### Activity
Each line in the records below that has the word "header" should be copied.

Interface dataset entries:
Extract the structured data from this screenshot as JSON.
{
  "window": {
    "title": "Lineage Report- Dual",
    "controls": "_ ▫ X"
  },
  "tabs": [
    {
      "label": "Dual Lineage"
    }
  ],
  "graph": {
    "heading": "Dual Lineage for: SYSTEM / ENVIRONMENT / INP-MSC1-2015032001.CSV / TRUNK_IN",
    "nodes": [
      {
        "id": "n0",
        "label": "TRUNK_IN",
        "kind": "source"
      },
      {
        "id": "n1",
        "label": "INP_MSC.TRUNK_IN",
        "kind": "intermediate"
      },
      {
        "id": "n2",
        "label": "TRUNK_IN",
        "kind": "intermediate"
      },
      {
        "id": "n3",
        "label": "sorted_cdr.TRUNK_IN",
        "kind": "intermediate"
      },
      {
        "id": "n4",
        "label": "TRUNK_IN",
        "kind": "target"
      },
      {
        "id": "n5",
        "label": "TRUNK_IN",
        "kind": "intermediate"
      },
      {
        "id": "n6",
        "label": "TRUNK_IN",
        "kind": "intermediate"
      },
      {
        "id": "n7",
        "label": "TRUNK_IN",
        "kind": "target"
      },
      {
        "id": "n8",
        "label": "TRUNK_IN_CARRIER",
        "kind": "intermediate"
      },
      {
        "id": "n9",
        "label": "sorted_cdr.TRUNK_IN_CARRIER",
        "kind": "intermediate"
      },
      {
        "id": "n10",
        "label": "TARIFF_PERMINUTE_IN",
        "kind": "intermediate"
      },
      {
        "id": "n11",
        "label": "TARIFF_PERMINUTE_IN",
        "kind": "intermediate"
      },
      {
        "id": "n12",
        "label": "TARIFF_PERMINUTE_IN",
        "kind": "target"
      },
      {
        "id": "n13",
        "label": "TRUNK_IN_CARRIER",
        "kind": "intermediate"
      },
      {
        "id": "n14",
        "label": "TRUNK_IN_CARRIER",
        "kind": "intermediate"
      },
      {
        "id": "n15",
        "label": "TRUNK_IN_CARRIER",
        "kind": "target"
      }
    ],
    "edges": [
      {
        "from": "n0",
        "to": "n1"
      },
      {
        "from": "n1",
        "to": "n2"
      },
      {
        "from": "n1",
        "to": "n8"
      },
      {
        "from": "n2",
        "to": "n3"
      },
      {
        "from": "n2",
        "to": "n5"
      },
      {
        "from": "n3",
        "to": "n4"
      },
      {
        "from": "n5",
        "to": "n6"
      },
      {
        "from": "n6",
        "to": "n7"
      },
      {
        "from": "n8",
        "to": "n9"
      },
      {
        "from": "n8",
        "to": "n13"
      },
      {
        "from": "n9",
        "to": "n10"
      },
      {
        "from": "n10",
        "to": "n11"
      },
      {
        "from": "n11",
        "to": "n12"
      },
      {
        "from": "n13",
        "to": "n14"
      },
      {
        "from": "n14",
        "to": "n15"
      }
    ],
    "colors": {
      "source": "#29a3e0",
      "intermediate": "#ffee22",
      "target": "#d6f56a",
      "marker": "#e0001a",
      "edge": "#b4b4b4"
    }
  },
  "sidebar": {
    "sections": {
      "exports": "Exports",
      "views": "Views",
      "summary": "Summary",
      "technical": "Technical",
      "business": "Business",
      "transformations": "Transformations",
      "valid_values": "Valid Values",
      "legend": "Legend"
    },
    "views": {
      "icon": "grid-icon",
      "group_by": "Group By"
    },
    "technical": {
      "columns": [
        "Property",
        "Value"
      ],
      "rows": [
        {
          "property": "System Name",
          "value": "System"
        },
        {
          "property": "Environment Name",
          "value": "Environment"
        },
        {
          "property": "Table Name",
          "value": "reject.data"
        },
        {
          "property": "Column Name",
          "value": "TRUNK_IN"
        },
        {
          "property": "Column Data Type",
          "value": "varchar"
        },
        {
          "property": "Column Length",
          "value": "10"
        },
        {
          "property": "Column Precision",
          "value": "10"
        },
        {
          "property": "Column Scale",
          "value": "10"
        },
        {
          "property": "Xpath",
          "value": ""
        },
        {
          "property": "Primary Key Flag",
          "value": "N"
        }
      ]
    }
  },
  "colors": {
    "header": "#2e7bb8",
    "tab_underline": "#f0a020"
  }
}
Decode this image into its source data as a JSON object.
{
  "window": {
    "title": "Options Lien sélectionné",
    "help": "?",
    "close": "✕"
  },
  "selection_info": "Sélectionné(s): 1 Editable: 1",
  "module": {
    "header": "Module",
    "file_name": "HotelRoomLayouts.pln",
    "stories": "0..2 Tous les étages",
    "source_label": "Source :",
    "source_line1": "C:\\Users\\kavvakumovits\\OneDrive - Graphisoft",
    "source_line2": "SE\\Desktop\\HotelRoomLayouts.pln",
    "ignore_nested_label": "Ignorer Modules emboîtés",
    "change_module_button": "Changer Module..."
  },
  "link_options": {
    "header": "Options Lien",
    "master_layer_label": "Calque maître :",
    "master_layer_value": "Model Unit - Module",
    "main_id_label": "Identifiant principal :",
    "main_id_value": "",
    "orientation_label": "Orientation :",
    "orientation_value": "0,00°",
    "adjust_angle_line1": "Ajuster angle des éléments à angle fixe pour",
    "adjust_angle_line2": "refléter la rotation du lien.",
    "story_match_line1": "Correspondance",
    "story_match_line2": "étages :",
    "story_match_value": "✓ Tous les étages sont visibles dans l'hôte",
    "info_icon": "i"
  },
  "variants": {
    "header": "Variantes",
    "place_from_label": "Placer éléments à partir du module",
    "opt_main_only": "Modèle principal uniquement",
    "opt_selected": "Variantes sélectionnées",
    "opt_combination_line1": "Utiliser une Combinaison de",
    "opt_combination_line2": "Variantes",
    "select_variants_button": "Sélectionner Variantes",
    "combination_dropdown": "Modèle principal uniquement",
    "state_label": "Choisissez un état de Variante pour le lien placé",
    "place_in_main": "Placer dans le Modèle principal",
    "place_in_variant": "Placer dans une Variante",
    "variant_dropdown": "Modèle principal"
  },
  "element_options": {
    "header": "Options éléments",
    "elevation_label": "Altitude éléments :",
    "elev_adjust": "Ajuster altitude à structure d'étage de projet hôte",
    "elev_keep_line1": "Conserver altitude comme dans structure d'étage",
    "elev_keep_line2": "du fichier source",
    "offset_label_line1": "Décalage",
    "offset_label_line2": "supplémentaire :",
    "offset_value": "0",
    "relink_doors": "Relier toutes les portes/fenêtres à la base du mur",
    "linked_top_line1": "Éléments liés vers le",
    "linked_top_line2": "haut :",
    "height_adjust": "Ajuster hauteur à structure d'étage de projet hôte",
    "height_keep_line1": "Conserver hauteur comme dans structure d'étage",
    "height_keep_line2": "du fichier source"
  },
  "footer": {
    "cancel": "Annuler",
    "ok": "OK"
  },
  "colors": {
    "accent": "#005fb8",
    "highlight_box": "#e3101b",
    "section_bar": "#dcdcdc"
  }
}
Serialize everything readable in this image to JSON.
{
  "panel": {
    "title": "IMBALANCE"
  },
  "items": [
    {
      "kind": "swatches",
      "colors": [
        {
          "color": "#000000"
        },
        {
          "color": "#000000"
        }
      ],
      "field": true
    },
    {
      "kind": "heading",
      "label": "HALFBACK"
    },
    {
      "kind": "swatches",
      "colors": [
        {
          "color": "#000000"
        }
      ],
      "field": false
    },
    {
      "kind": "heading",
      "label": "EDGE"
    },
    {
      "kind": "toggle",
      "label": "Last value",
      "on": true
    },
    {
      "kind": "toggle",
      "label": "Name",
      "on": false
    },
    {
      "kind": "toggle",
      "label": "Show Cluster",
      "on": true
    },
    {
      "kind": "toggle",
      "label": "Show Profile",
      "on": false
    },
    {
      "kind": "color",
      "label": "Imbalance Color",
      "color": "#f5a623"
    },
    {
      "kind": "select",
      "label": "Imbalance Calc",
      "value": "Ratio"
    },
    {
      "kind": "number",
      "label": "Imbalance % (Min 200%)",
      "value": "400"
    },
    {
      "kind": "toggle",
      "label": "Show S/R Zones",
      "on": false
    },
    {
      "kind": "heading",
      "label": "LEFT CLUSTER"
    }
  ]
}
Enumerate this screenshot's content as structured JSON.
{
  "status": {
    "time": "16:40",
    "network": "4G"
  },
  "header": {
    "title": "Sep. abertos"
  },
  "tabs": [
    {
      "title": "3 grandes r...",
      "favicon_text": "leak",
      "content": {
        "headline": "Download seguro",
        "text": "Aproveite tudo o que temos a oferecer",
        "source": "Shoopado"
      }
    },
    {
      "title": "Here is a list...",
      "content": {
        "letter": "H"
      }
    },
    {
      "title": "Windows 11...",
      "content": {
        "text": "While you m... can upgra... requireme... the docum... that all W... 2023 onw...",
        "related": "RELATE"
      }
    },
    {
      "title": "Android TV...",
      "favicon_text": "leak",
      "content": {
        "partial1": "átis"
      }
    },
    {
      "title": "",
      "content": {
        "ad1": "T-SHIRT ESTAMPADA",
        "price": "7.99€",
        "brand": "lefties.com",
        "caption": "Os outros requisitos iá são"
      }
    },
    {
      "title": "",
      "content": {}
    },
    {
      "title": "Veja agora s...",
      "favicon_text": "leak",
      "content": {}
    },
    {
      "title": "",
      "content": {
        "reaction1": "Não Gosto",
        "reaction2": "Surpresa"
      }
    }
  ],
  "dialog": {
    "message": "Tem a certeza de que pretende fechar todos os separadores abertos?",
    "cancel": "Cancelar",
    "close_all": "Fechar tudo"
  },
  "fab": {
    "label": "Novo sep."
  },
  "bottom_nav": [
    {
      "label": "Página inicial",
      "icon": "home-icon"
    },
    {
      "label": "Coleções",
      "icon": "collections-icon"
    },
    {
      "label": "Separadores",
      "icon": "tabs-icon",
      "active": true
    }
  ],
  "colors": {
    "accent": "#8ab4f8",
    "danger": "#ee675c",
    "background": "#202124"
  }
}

### Reply to the task
    "header": "#2e7bb8",
    "header": "Module",
    "header": "Options Lien",
    "header": "Variantes",
    "header": "Options éléments",
  "header": {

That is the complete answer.